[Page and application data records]
BEGIN
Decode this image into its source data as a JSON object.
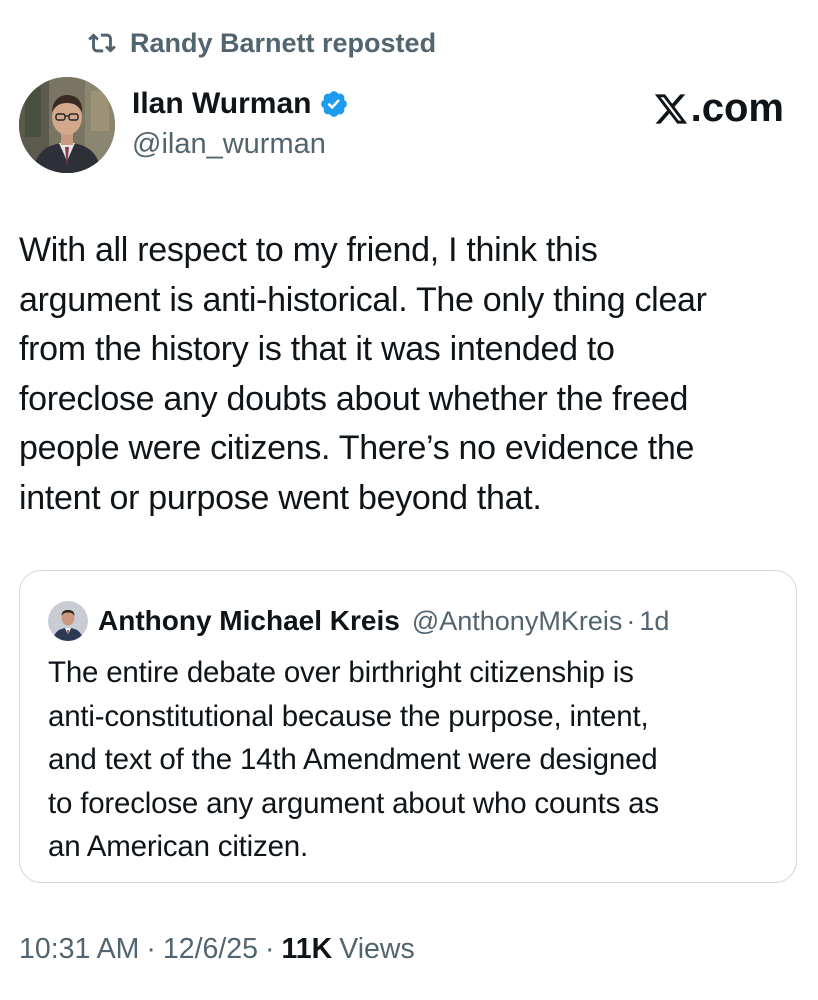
{
  "repost": {
    "icon": "repost-icon",
    "text": "Randy Barnett reposted"
  },
  "author": {
    "name": "Ilan Wurman",
    "handle": "@ilan_wurman",
    "verified_icon": "verified-badge-icon",
    "verified_color": "#1d9bf0"
  },
  "site": {
    "logo_icon": "x-logo-icon",
    "suffix": ".com"
  },
  "tweet": {
    "lines": [
      "With all respect to my friend, I think this",
      "argument is anti-historical. The only thing clear",
      "from the history is that it was intended to",
      "foreclose any doubts about whether the freed",
      "people were citizens. There’s no evidence the",
      "intent or purpose went beyond that."
    ]
  },
  "quote": {
    "name": "Anthony Michael Kreis",
    "handle": "@AnthonyMKreis",
    "separator": "·",
    "time": "1d",
    "lines": [
      "The entire debate over birthright citizenship is",
      "anti-constitutional because the purpose, intent,",
      "and text of the 14th Amendment were designed",
      "to foreclose any argument about who counts as",
      "an American citizen."
    ]
  },
  "meta": {
    "time": "10:31 AM",
    "separator": "·",
    "date": "12/6/25",
    "views_count": "11K",
    "views_label": "Views"
  },
  "colors": {
    "text_primary": "#0f1419",
    "text_secondary": "#536471",
    "border": "#cfd9de",
    "verified": "#1d9bf0"
  }
}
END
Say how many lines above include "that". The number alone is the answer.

> _COMPLETED TASK_
2